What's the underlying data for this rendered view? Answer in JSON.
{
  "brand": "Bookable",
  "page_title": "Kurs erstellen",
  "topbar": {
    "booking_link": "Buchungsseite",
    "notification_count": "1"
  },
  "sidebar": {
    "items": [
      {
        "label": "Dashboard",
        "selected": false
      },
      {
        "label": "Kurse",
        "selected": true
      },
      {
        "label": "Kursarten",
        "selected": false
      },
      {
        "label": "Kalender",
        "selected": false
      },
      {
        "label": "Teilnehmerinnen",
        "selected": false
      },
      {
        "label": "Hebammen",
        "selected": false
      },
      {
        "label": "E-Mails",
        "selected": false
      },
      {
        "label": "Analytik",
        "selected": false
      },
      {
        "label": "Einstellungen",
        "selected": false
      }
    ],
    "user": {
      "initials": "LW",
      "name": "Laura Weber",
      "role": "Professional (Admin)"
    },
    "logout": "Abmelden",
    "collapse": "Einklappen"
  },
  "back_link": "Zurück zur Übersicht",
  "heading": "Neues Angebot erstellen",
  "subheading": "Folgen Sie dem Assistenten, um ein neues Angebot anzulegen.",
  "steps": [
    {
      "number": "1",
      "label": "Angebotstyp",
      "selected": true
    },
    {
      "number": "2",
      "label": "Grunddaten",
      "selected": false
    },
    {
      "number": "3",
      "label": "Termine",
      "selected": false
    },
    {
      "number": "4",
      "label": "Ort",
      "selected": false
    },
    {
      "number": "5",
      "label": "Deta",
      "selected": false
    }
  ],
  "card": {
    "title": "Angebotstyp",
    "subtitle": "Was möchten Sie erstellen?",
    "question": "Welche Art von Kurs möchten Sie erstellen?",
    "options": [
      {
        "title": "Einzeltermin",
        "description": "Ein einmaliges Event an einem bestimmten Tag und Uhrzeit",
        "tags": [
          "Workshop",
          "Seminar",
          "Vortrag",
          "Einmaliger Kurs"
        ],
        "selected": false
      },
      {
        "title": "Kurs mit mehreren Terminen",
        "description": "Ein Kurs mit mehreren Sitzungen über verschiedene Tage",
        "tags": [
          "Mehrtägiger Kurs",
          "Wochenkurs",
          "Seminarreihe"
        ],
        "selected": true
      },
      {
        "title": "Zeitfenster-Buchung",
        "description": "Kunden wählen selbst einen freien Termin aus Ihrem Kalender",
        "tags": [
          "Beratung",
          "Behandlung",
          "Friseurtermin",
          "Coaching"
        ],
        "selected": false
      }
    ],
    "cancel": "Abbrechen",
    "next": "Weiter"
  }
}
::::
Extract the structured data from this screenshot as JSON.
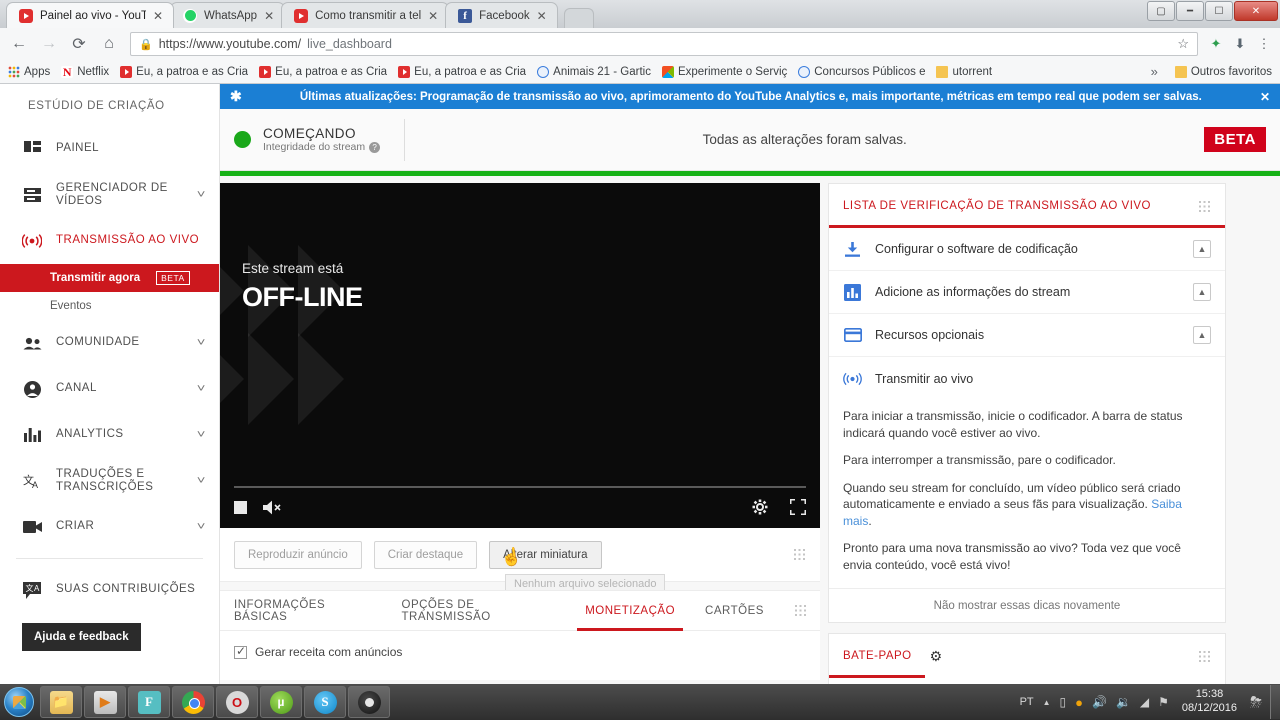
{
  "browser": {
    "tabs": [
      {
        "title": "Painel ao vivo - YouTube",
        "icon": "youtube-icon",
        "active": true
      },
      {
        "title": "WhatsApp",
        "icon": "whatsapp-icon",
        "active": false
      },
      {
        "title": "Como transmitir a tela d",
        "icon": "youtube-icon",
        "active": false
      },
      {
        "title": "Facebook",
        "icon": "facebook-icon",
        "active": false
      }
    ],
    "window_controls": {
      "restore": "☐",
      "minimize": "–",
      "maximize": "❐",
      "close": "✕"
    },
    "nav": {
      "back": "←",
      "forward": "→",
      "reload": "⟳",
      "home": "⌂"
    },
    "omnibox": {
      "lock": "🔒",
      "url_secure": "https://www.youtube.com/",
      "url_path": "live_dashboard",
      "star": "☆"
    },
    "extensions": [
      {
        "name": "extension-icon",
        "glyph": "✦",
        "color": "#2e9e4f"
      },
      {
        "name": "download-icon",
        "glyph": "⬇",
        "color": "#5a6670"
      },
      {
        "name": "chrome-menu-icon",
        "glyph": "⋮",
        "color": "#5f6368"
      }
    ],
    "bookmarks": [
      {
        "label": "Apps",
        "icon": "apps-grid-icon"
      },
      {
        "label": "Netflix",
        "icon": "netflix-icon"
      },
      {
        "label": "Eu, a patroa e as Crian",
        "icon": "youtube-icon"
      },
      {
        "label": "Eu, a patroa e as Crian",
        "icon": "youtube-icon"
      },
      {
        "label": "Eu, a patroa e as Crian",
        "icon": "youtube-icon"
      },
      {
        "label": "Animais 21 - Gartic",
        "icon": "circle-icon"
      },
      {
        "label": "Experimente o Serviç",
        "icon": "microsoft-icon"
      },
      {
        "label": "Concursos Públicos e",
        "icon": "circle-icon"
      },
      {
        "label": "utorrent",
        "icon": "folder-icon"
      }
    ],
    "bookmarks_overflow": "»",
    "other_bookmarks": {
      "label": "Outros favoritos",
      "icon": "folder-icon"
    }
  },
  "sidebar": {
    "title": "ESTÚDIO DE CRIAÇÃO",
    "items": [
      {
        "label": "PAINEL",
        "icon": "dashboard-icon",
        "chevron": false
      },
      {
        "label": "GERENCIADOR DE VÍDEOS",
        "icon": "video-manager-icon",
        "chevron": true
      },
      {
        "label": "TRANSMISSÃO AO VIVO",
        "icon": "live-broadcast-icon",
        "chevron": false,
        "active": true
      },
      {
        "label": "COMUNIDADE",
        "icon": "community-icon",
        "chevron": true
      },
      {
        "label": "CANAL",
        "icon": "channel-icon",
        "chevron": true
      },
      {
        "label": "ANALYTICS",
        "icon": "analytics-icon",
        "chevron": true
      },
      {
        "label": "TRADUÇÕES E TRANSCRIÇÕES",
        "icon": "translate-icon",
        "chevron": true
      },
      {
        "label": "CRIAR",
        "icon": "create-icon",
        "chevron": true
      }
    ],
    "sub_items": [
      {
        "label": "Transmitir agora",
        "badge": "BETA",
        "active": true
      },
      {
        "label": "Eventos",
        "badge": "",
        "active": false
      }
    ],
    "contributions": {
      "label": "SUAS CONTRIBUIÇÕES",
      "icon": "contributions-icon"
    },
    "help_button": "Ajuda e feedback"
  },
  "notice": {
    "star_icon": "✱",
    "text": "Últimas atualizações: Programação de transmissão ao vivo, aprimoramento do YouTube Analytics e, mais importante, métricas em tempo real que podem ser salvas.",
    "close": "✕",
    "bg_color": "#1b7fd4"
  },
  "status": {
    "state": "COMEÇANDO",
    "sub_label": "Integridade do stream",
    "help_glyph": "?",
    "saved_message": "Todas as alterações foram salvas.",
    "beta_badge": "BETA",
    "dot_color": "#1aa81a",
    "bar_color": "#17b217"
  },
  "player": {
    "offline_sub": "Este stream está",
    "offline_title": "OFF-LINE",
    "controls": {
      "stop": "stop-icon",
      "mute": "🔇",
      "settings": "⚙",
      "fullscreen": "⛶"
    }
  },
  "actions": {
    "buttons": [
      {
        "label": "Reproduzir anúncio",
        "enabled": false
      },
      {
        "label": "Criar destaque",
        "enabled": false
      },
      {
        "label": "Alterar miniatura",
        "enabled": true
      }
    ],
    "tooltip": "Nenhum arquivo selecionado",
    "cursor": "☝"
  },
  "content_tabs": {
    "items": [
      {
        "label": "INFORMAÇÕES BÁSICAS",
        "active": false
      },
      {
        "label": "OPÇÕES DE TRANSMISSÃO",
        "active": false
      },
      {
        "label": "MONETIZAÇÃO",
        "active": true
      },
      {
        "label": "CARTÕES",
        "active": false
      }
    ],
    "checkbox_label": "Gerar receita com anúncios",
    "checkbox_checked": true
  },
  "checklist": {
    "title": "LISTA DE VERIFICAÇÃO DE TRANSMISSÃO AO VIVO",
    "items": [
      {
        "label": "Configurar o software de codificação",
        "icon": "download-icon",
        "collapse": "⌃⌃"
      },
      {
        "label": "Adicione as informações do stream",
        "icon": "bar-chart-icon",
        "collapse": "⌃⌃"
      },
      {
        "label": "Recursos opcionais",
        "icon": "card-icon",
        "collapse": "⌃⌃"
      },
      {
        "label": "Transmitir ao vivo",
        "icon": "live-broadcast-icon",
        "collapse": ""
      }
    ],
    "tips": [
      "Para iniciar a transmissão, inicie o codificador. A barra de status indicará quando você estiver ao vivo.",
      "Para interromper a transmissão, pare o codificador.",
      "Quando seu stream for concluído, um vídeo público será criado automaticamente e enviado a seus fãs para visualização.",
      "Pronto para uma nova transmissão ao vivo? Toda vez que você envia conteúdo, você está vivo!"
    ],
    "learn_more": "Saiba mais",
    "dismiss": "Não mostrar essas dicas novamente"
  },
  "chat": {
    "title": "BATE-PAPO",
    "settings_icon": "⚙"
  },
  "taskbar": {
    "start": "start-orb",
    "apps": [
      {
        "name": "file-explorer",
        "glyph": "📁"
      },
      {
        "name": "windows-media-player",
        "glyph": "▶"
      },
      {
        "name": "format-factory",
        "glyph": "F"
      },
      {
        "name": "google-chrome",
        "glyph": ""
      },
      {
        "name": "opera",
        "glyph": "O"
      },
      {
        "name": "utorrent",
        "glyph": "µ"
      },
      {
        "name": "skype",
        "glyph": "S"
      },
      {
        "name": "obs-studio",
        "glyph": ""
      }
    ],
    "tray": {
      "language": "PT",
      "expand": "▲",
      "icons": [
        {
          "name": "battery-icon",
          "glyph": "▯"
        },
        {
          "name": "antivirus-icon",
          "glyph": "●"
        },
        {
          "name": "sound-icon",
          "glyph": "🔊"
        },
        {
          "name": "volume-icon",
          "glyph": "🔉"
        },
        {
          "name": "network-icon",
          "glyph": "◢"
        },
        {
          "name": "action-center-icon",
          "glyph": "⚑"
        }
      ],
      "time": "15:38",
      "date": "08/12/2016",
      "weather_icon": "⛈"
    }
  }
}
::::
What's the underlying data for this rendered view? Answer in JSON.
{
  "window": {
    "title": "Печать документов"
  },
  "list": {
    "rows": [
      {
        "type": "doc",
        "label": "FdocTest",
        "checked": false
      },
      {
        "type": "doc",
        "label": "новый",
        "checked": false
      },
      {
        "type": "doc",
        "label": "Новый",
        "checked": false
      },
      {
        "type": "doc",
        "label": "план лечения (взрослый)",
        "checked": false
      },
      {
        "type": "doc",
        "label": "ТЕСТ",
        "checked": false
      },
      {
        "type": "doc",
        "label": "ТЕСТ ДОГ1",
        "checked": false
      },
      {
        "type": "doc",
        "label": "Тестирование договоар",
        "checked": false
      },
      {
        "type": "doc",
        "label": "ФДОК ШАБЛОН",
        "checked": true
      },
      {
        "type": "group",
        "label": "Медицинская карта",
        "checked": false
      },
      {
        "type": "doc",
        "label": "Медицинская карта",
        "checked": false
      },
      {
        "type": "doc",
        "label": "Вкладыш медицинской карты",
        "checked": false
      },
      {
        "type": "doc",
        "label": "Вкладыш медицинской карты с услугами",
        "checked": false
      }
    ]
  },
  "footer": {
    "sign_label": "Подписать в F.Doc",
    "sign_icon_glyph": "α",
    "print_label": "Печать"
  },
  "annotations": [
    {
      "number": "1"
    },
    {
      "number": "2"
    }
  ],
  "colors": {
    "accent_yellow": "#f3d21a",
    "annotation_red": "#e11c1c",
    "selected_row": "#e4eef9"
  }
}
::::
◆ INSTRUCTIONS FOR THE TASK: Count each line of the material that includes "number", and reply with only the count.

◆ COMPLETED EXERCISE: 7